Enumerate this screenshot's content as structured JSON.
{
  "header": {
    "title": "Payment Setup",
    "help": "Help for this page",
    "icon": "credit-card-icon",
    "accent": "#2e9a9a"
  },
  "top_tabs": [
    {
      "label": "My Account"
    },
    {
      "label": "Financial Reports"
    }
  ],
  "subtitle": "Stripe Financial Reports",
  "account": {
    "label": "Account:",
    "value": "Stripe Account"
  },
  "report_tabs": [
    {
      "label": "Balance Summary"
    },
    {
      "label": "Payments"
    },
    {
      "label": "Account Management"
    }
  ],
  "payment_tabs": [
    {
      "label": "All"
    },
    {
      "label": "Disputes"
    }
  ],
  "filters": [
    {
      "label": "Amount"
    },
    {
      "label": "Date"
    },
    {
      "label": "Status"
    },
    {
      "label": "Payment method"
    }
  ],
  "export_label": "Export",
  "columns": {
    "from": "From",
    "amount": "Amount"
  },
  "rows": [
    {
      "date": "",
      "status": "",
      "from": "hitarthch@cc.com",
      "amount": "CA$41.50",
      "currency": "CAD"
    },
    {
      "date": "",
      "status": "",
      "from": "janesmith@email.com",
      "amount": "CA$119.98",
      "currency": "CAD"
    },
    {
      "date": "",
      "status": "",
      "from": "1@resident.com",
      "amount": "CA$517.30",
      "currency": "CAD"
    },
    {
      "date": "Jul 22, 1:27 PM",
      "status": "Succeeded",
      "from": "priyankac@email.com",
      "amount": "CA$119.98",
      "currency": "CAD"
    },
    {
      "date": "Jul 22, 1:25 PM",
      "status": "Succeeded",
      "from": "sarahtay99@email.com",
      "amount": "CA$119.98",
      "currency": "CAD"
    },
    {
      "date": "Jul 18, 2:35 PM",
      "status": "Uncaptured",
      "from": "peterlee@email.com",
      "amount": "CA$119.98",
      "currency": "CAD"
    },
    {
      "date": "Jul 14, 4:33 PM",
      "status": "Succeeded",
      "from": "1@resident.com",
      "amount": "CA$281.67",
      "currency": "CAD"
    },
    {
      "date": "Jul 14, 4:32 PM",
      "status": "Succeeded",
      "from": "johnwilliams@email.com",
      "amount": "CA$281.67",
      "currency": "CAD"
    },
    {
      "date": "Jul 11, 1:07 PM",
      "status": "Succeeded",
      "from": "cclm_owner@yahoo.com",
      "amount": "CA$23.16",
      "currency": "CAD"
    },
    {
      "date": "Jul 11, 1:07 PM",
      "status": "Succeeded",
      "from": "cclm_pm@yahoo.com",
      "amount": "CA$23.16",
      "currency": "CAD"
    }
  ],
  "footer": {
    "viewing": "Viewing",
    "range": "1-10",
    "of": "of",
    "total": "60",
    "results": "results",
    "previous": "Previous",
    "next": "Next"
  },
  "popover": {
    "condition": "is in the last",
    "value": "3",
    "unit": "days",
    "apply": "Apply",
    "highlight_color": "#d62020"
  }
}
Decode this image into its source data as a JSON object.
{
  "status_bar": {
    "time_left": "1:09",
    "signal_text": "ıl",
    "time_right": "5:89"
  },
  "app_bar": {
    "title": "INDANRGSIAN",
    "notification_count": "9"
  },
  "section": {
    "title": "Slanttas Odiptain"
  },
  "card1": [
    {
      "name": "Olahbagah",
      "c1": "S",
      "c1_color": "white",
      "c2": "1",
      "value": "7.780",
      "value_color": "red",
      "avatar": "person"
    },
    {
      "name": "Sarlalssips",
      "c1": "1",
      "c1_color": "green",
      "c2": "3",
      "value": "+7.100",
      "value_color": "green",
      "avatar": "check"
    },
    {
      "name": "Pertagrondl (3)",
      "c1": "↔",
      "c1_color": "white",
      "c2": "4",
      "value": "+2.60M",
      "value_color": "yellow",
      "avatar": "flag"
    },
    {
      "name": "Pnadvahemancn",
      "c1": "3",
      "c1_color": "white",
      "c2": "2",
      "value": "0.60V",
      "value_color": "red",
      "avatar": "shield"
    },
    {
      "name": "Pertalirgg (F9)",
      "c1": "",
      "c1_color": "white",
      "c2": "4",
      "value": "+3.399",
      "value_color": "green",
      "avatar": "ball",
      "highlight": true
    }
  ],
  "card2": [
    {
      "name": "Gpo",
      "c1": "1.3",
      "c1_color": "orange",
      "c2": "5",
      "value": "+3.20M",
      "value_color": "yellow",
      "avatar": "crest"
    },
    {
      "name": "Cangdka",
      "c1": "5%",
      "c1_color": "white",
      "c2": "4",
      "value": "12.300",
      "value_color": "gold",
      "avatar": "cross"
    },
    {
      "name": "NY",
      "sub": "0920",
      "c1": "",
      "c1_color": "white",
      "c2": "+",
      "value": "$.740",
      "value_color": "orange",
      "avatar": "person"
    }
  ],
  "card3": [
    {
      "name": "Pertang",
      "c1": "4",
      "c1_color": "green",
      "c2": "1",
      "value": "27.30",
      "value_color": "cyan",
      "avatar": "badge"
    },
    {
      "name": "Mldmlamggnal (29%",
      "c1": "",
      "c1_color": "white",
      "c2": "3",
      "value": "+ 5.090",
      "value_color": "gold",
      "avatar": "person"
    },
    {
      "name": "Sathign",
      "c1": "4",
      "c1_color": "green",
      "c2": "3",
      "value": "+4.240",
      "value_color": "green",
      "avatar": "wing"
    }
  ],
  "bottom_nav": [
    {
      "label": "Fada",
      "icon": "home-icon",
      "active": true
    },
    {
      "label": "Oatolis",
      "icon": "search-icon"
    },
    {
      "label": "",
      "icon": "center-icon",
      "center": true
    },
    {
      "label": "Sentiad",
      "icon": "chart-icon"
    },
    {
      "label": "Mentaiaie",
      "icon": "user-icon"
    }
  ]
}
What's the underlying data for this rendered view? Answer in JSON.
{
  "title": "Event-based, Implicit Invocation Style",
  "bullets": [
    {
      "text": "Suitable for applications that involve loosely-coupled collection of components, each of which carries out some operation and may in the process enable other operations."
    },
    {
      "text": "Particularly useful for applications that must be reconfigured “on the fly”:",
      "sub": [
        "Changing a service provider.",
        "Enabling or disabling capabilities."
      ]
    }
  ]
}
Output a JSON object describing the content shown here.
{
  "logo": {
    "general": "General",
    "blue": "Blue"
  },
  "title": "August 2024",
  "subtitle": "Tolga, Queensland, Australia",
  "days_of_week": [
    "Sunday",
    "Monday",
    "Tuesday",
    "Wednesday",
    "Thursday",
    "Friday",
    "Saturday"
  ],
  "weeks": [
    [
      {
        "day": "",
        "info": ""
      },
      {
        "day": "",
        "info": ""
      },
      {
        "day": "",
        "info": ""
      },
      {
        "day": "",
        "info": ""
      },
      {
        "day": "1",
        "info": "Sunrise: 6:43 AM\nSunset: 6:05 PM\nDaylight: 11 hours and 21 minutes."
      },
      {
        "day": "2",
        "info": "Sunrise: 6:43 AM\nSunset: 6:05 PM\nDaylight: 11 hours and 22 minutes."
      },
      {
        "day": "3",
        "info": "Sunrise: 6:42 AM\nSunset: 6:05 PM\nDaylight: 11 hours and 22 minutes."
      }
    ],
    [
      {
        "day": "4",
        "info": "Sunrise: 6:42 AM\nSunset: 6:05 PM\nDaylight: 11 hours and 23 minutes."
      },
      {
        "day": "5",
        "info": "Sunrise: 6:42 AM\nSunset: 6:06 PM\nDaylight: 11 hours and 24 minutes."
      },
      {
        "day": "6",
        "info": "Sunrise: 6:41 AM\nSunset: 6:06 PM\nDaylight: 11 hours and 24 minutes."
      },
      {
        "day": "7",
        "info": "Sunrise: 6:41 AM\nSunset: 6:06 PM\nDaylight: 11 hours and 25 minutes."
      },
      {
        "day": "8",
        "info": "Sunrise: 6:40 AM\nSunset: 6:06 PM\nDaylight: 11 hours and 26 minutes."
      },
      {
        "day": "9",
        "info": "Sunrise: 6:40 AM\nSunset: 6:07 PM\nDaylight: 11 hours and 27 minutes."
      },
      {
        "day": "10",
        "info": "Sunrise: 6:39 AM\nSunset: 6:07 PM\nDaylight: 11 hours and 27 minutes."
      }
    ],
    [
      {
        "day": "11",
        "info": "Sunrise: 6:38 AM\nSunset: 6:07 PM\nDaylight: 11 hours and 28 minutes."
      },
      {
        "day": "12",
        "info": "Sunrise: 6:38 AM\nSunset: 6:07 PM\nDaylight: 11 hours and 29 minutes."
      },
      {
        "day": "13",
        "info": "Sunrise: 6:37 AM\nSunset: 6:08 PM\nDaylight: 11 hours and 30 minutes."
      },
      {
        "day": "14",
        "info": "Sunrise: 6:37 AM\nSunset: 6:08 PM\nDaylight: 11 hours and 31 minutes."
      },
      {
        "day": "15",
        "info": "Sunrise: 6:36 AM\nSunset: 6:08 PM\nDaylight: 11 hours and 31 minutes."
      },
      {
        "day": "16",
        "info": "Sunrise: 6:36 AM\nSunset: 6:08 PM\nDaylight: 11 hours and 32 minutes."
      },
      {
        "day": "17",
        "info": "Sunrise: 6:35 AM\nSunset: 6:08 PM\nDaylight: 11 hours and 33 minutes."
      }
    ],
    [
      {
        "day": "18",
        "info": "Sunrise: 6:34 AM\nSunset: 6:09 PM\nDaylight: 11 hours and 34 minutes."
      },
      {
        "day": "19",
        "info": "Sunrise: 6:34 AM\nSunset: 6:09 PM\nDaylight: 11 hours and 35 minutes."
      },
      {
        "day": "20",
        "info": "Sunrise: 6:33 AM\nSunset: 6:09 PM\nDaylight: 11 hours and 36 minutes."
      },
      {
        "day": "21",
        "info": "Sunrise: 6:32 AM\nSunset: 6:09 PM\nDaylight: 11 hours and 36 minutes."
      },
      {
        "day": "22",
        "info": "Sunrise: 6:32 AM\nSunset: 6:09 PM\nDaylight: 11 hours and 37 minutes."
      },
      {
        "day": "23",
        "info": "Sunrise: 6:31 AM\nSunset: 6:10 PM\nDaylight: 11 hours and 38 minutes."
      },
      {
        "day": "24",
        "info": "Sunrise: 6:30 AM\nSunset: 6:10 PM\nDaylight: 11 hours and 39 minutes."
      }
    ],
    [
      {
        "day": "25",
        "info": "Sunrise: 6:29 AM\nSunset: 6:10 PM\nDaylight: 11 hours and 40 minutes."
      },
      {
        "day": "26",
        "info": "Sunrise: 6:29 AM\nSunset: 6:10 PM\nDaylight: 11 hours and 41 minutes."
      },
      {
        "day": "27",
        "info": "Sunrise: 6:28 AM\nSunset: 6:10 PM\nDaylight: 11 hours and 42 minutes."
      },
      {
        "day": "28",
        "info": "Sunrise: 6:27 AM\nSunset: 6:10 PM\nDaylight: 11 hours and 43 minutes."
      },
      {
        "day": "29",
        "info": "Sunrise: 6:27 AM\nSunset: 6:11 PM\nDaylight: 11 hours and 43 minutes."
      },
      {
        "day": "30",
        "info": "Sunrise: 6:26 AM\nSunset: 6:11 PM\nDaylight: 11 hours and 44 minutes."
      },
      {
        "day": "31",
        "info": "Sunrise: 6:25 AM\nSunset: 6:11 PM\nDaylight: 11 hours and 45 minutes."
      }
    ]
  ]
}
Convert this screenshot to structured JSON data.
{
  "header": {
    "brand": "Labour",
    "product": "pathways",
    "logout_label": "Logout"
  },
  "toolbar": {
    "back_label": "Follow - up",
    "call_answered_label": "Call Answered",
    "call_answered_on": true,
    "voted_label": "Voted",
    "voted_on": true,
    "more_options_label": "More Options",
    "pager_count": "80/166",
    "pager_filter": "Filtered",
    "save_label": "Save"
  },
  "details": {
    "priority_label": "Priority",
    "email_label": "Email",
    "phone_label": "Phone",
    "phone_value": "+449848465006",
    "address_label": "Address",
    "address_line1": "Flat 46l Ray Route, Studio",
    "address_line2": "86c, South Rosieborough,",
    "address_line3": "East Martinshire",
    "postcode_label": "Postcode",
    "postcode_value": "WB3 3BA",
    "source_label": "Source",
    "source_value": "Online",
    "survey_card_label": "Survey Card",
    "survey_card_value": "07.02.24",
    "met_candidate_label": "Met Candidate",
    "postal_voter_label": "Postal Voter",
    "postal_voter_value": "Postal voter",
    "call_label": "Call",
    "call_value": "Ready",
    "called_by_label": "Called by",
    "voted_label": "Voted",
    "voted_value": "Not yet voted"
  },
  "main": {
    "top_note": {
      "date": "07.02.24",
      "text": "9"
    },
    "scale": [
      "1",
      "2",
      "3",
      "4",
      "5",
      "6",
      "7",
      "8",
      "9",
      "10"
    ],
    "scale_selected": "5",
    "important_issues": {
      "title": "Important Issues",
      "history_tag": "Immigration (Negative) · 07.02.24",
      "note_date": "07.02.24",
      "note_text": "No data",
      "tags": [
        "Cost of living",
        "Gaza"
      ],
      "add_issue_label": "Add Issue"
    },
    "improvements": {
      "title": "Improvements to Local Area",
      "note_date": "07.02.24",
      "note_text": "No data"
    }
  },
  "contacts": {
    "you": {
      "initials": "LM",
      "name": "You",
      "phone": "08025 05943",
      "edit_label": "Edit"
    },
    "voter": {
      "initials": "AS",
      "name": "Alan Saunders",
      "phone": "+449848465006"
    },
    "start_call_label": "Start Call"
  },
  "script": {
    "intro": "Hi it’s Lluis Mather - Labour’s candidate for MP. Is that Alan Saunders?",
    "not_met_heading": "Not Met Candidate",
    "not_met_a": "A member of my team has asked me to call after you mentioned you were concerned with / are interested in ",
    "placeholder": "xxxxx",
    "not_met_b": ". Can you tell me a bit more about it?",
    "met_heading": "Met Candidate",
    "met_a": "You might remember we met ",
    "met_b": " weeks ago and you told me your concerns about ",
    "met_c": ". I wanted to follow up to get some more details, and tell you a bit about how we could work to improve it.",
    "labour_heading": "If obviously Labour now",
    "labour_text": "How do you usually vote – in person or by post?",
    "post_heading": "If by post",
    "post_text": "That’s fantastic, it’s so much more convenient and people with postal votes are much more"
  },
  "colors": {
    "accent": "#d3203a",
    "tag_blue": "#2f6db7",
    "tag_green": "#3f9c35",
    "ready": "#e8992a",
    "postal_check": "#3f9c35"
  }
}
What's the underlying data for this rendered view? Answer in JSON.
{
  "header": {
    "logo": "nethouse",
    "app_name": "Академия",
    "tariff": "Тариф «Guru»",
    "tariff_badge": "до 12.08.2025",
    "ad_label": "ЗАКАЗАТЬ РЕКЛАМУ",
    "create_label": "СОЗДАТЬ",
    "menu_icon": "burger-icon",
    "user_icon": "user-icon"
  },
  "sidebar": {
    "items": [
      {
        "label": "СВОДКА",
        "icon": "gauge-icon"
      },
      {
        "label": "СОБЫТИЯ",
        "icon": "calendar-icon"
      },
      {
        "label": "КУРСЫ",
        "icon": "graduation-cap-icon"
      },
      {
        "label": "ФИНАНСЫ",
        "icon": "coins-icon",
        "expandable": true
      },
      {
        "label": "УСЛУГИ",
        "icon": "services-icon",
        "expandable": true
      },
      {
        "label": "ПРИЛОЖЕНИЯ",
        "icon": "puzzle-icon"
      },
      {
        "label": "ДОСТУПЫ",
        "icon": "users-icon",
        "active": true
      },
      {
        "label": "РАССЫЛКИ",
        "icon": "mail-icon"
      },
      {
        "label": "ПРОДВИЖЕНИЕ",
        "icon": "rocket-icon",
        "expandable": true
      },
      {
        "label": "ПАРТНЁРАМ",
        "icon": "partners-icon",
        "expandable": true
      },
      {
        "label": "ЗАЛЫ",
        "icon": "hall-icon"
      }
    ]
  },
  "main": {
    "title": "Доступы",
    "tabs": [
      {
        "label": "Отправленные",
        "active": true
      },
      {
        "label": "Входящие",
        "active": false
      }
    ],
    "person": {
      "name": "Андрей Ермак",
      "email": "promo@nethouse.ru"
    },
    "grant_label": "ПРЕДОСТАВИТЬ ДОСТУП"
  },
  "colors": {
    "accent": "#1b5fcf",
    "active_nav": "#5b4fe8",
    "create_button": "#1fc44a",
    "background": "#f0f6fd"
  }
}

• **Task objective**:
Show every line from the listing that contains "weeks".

• **Task output**:
  "weeks": [
    "met_b": " weeks ago and you told me your concerns about ",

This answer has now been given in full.